Alexander Rou.jpg
Born
Alexander Arturovich Rou

(1906-02-24)24 February 1906
Died28 December 1973(1973-12-28) (aged 67)
OccupationFilm director, Screenwriter
Years active1934–1973

Alexander Arturovich Rou (also, Rowe, from his Irish father's name) (Russian: Александр Артурович Роу, 24 February [O.S. 11 February] 1906 – 28 December 1973) was a Soviet film director, and People's Artist of the RSFSR (1968). He directed a number of children's fantasy films, based mostly on Russian folklore, that were highly popular and often imitated in the Soviet Union.

Biography[edit]

He was born to an Irish father Arthur Rowe, (an engineer, who in 1905 came under contract to Russia to establish flour-milling) hence his unusual (for Russia) family name, and a Greek mother, known as Julia Karageorgia. His father worked in Yuryevets and in 1914 returned to Ireland, leaving the family in unstable Russia.

Starting in 1930, Alexander worked at Mezhrabpomfilm as an assistant director to Yakov Protazanov on the films Marionettes (1934) and Without Dowry (1937), as well as with other directors. From 1937, he worked at the "Soyuzdetfilm" studio, later known as the Gorky Film Studio. He directed more than 20 fantasy films. Most of them were based on the Russian folklore or Russian fantasy books, such as by Nikolai Gogol, Petr Yershov, and Vitali Gubarev. They were a part of folk revival trend in the Soviet cinema, alongside films by Alexander Ptushko, Ivan Ivanov-Vano, Lev Atamanov, and others. Rou's movies were immensely popular in the Soviet Union and set up a tradition of fantasy films that was followed by the younger directors.

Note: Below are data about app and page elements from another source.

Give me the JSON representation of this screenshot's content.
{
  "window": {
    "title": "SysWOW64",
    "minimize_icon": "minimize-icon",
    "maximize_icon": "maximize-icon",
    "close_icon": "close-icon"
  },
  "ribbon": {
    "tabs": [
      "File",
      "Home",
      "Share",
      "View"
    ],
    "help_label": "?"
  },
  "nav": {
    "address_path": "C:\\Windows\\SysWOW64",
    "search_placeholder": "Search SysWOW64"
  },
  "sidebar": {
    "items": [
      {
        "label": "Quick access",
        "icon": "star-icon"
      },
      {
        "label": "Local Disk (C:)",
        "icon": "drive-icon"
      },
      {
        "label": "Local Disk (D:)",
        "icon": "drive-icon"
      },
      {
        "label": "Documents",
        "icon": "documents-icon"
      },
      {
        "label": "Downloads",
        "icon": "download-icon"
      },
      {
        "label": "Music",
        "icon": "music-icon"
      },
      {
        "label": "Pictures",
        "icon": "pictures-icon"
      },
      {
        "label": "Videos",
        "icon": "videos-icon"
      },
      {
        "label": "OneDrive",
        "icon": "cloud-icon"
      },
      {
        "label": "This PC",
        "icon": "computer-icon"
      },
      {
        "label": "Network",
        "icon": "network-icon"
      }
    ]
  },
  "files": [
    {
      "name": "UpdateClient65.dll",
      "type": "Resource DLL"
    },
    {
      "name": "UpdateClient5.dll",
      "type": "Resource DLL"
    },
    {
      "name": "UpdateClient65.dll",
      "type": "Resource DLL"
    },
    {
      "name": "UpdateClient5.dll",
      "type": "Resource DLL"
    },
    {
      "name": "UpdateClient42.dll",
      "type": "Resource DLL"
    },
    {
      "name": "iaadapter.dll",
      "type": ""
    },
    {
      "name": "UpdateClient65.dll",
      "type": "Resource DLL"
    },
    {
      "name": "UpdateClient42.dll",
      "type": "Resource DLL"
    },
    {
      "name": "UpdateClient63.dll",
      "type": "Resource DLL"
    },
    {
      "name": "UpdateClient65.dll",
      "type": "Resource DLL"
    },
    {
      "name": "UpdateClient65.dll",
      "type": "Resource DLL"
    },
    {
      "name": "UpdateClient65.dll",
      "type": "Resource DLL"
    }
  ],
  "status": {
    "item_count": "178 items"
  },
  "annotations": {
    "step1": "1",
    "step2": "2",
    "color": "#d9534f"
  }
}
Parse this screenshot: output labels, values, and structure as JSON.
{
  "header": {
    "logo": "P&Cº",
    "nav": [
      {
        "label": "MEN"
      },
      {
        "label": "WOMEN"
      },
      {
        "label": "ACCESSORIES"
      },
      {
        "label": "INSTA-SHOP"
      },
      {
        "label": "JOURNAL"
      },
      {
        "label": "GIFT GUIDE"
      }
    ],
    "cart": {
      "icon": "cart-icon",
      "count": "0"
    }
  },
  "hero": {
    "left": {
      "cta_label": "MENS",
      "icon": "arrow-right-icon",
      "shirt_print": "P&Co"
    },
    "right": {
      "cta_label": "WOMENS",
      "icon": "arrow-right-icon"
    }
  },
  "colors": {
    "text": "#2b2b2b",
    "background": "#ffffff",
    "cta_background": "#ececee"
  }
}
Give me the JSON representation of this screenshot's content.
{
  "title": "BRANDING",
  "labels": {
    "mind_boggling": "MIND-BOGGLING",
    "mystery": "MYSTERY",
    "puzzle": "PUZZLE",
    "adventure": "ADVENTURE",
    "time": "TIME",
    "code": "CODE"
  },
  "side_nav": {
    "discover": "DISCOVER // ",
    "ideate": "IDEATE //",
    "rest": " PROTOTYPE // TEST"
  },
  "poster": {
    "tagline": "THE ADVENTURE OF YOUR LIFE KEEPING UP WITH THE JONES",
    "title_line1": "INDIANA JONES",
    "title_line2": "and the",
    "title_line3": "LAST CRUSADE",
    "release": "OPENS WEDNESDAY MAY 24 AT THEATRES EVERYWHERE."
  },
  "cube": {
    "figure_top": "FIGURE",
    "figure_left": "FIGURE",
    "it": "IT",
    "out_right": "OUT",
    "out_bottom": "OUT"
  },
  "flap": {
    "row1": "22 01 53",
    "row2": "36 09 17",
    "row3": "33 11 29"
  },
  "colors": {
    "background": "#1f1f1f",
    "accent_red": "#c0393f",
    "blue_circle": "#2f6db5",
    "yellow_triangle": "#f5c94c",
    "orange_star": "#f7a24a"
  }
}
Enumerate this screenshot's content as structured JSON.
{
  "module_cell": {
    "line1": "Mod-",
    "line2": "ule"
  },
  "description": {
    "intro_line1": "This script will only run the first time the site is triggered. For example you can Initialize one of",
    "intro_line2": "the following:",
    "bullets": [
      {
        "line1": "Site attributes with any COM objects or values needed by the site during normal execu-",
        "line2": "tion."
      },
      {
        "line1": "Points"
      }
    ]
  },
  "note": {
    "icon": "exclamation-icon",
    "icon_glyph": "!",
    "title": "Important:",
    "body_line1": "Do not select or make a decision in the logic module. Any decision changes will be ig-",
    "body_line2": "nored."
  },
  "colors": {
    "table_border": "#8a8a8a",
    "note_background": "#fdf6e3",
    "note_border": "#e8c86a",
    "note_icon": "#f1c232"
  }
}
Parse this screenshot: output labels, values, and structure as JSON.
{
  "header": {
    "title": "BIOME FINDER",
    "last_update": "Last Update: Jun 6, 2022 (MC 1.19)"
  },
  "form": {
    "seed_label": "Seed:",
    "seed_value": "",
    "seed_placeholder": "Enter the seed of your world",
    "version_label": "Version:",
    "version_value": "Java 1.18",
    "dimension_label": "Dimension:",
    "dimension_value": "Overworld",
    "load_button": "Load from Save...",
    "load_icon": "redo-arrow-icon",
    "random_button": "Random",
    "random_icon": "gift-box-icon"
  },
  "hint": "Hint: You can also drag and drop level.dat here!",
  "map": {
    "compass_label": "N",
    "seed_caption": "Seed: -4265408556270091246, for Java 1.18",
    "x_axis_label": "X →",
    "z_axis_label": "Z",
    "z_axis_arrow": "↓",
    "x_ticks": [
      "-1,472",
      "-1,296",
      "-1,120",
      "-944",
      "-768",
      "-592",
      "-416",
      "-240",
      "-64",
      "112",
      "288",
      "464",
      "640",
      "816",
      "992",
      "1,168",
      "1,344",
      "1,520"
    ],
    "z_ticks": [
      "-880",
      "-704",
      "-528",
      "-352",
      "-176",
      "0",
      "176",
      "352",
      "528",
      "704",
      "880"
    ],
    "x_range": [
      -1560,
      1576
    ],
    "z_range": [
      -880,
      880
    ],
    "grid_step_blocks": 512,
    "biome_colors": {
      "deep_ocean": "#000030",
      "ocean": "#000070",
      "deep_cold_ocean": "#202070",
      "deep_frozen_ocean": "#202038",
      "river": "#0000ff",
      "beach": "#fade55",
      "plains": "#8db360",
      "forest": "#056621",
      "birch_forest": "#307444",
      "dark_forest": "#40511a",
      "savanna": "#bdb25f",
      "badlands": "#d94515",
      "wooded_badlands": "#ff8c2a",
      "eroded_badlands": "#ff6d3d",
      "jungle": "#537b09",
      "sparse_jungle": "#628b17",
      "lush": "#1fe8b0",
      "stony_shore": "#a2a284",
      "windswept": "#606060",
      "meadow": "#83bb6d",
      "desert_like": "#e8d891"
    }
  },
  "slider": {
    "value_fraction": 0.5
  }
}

Rou died in 1973 in a Moscow hospital while working on pre-production of his final movie Finest, the brave Falcon. It was completed by Gennady Vasilyev after his death.

Selected filmography[edit]

See also[edit]

External links[edit]